Is it just me or are there others out there who find the debate about lowering the corporate tax rate to 27.5% (ultimately to 25%) somewhat perverse in view of the fact that the top marginal tax rate is sitting at almost 50%?

Let’s look at the tax effect on the last $200,000 of taxable income of each of three fictitious taxpayers:

News Today Pty Ltd – the owner of an outer-Melbourne newsagencyBob Build – a respected architectAmy Land – a real estate investor.
News Today derives taxable income of $200,000. Assuming it is accepted that it carries on a business (1) and its turnover is less than $10m, it qualifies for the reduced corporate tax rate of 27.5%. This would give rise to tax of $55,000.

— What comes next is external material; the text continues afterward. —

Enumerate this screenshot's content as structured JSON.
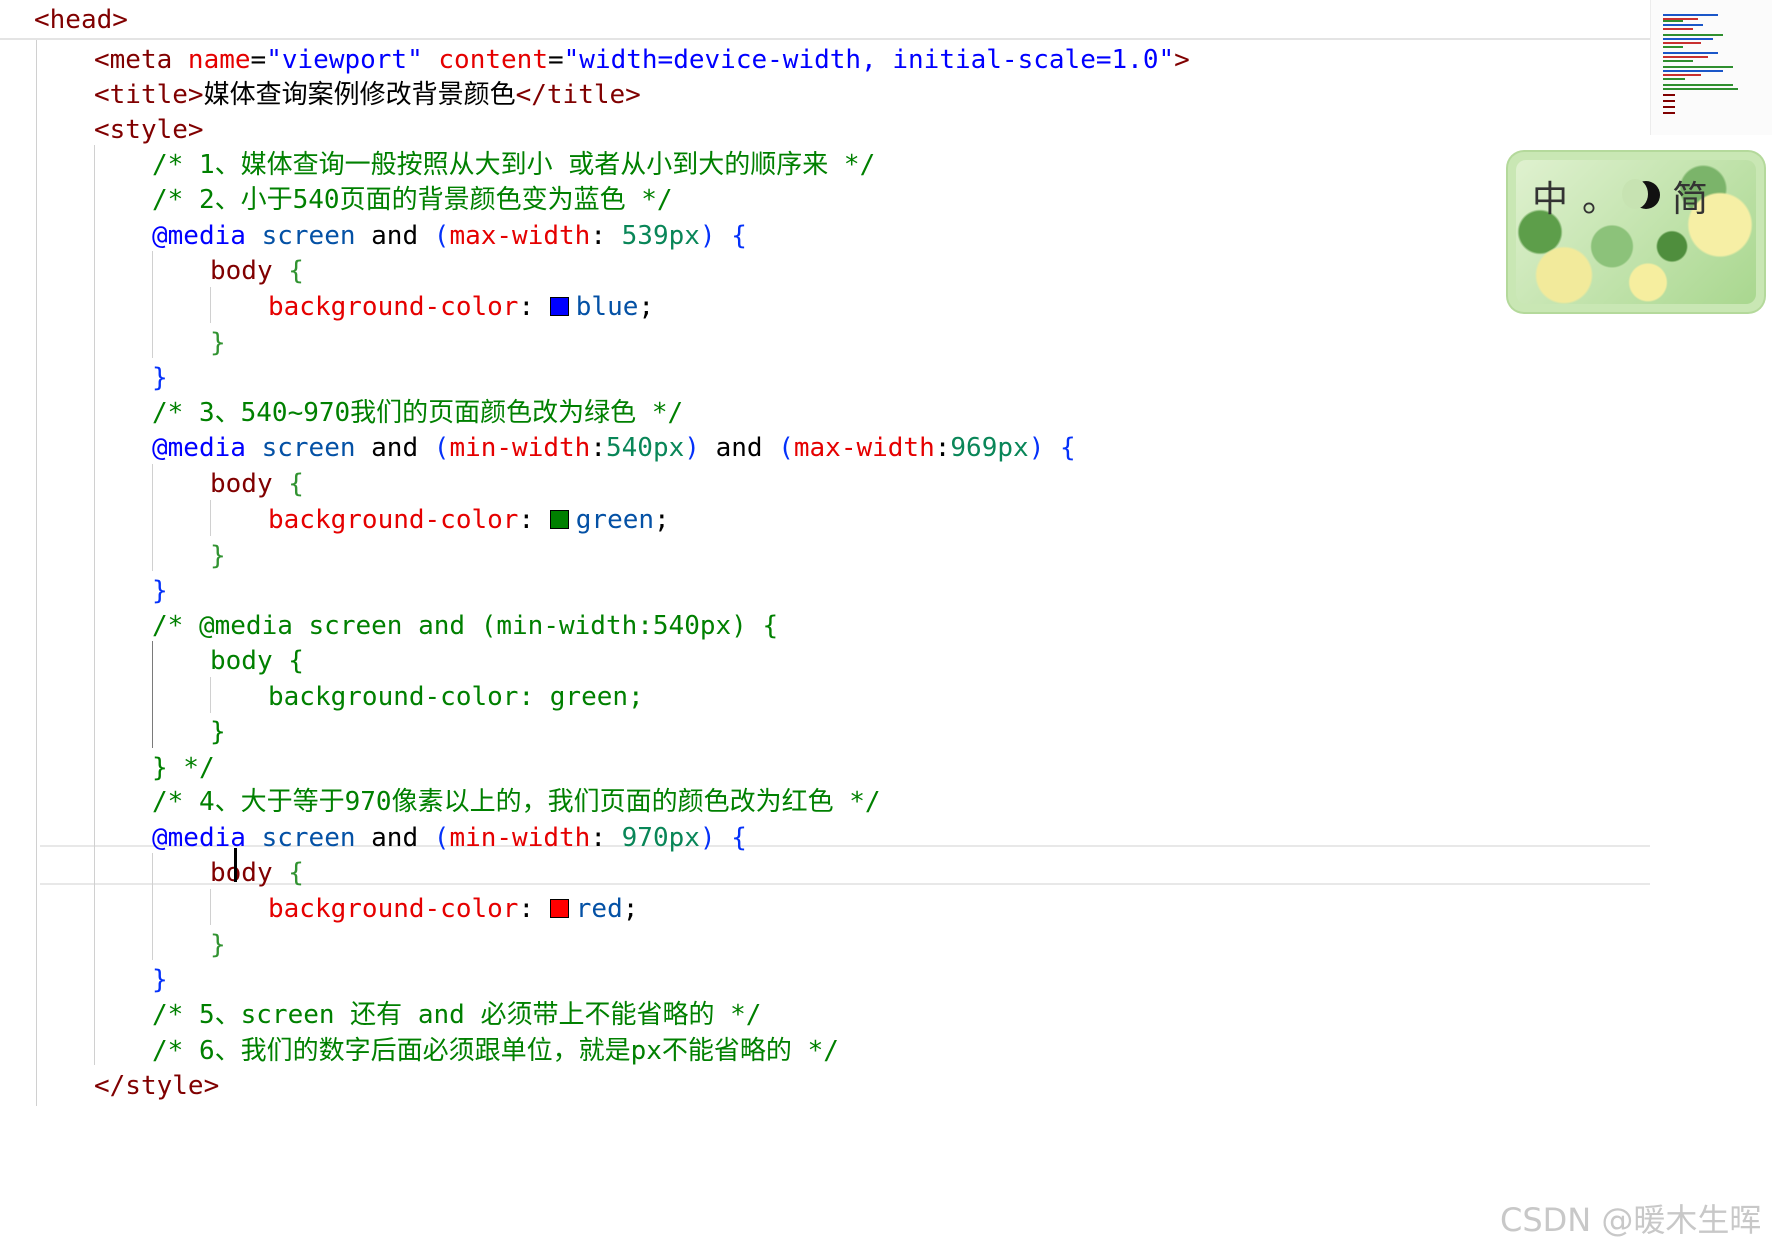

Bob Build earns $380,000 in 2016-17 in taxable income and will consequently pay tax on the top $200,000 of $94,000 (inclusive of the Medicare levy).

Amy Land purchased real estate in Sydney’s inner west for $1m in May 2014 and sells it in August 2016 for $1.2m. Tax …